Timothy M. Kaine has put his “closing argument” on the Virginia airwaves, and his campaign claims to have the momentum in his U.S. Senate contest against George Allen.

Democratic candidate for the U.S. Senate candidate, former governor Timothy M. Kaine, left, and Republican candidate, former senator George Allen, right, shake hands prior to a debate at Virginia Tech in Blacksburg, Va., Thursday, Oct. 18, 2012. (Steve Helber — Associated Press)

With less than a week remaining before Election Day, Kaine released two new television ads Wednesday and convened a conference call to make the case that the Democrat is in a strong position. Kaine has led in a large majority of the polls taken this month, including a Washington Post poll released this week and a Quinnipiac University survey unveiled Wednesday. A Roanoke College poll, also released Wednesday, gives Allen the lead.

“The momentum here in the final days of the campaign seems to be breaking our way,” said Kaine adviser Mo Elleithee. “Now, it’s still close. If I were a betting man I would probably bet that we are slightly up in this race, but probably within the margin of error still. But I would much rather be where we are than where the Allen campaign is today.”

Beyond the polls, the Kaine campaign made the case that its turnout operation — run in conjunction with President Obama’s reelection campaign — would give it a key advantage over Allen.

Dan Allen, a top adviser to the George Allen campaign, drew a decidedly different conclusion from the latest survey numbers.

“I think it’s clear that all recent polls have been showing that the momentum has been heading our way for the past several weeks, and that continues in the final days,” Allen said. “We do agree with the Kaine campaign on one thing — that this is close and will be close to the end. But quite frankly we feel good about where we are in the final days.”

While various polls have shown different topline results, the Allen campaign can take some solace in the Republican’s performance among independent voters. While the two men were essentially tied among independents in the Washington Post poll, the Quinnipiac survey showed both Allen and Republican presidential candidate Mitt Romney with double-digit leads with independents.

Kaine’s new advertisements, meanwhile, appear aimed at that same demographic, emphasizing his ability to work with members of both parties.

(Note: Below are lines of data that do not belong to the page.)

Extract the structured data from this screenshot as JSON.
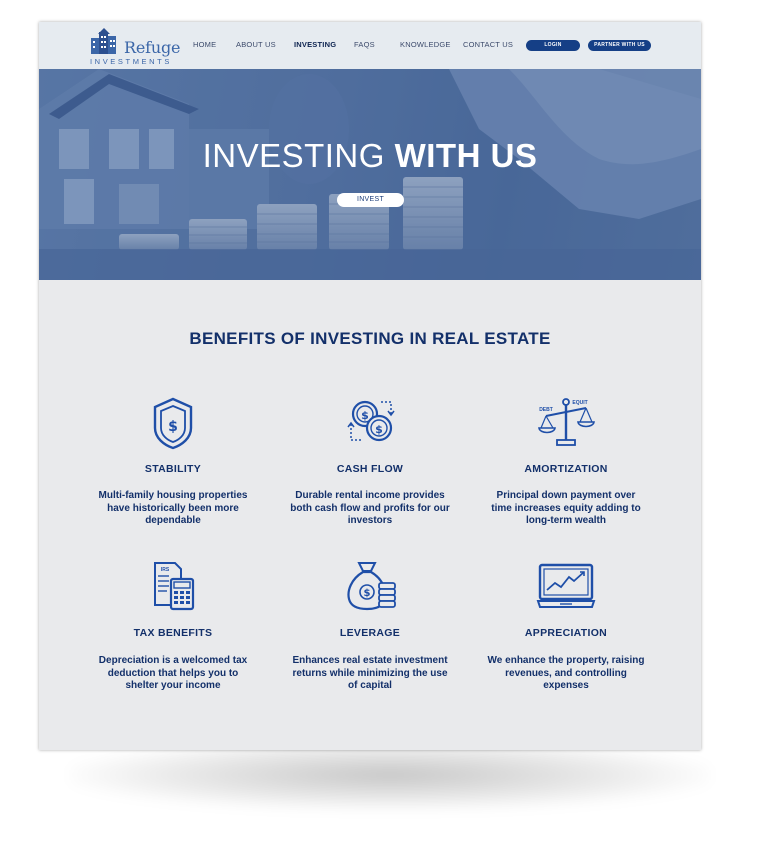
{
  "brand": {
    "name": "Refuge",
    "subtitle": "INVESTMENTS"
  },
  "nav": {
    "items": [
      "HOME",
      "ABOUT US",
      "INVESTING",
      "FAQS",
      "KNOWLEDGE",
      "CONTACT US"
    ],
    "active": "INVESTING",
    "login_label": "LOGIN",
    "partner_label": "PARTNER WITH US"
  },
  "hero": {
    "title_thin": "INVESTING",
    "title_bold": "WITH US",
    "button_label": "INVEST"
  },
  "benefits": {
    "title": "BENEFITS OF INVESTING IN REAL ESTATE",
    "items": [
      {
        "icon": "shield-dollar-icon",
        "title": "STABILITY",
        "desc": [
          "Multi-family housing properties",
          "have historically been more",
          "dependable"
        ]
      },
      {
        "icon": "cash-flow-coins-icon",
        "title": "CASH FLOW",
        "desc": [
          "Durable rental income provides",
          "both cash flow and profits for our",
          "investors"
        ]
      },
      {
        "icon": "debt-equity-scale-icon",
        "title": "AMORTIZATION",
        "desc": [
          "Principal down payment over",
          "time increases equity adding to",
          "long-term wealth"
        ],
        "scale_labels": [
          "DEBT",
          "EQUIT"
        ]
      },
      {
        "icon": "tax-calculator-icon",
        "title": "TAX BENEFITS",
        "desc": [
          "Depreciation is a welcomed tax",
          "deduction that helps you to",
          "shelter your income"
        ],
        "form_label": "IRS"
      },
      {
        "icon": "money-bag-coins-icon",
        "title": "LEVERAGE",
        "desc": [
          "Enhances real estate investment",
          "returns while minimizing the use",
          "of capital"
        ]
      },
      {
        "icon": "laptop-chart-icon",
        "title": "APPRECIATION",
        "desc": [
          "We enhance the property, raising",
          "revenues, and controlling",
          "expenses"
        ]
      }
    ]
  },
  "colors": {
    "navy": "#13306a",
    "button": "#153f86",
    "page_bg": "#e9eaec",
    "header_bg": "#e6ebf0",
    "hero_tint": "#5b77a3"
  }
}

Kaine spokeswoman Brandi Hoffine called the ads “our closing message to voters.”

In one spot, Kaine says that “as a missionary in Honduras I learned how faith can bring people together” and that he would “bring more partnership and less partisanship to Washington.” In the other, Kaine recited the Pledge of Allegiance with a group of schoolchildren, and then says that “Washington sets the wrong example by not working together.”

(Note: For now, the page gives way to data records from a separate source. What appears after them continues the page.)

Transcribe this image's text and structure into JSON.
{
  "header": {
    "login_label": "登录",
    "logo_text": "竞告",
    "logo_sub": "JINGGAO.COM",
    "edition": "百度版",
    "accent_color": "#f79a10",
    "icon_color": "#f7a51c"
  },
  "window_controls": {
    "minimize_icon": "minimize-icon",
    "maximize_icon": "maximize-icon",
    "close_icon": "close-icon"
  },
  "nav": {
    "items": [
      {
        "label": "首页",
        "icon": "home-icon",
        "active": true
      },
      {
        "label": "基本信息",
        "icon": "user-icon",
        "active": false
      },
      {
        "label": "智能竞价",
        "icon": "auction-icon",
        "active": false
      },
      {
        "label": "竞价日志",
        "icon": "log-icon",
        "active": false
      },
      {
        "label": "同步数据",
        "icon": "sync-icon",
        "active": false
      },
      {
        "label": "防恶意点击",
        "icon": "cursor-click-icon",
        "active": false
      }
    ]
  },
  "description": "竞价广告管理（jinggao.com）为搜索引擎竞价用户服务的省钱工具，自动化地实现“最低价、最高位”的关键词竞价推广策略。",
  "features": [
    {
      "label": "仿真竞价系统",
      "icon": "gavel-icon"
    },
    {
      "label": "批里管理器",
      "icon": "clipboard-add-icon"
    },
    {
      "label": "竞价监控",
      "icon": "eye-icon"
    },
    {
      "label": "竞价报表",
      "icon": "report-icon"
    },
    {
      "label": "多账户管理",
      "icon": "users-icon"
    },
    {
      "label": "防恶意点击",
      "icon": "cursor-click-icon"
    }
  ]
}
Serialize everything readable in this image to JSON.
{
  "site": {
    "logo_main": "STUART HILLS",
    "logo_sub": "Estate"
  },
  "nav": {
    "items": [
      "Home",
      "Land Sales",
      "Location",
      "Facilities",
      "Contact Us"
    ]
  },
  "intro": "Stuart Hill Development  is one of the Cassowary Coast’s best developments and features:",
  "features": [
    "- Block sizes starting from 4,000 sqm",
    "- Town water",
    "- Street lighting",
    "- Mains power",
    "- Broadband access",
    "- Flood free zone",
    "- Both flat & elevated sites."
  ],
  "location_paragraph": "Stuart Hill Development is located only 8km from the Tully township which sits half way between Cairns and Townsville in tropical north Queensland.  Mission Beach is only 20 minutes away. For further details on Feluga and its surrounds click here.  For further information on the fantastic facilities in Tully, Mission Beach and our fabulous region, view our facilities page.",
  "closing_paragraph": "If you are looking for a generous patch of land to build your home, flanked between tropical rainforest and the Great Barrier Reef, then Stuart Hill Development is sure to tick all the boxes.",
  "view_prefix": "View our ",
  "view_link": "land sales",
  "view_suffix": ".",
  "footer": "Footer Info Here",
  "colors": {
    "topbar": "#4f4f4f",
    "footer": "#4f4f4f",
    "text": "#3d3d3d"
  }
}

Allen spokeswoman Emily Davis said Kaine’s ads were part of his continued effort to mislead voters into thinking he’s a bridge-builder.

“Tim Kaine’s latest Extreme Makeover ad is a lecture for Washington: ‘Do what I say and not what I do,’” Davis said. “Tim Kaine’s actual words — he called Republicans ‘corrosive,’ the ‘Tea Bag Party,’ and other derogatory names — aren’t fit for hearing in the presence of small children.”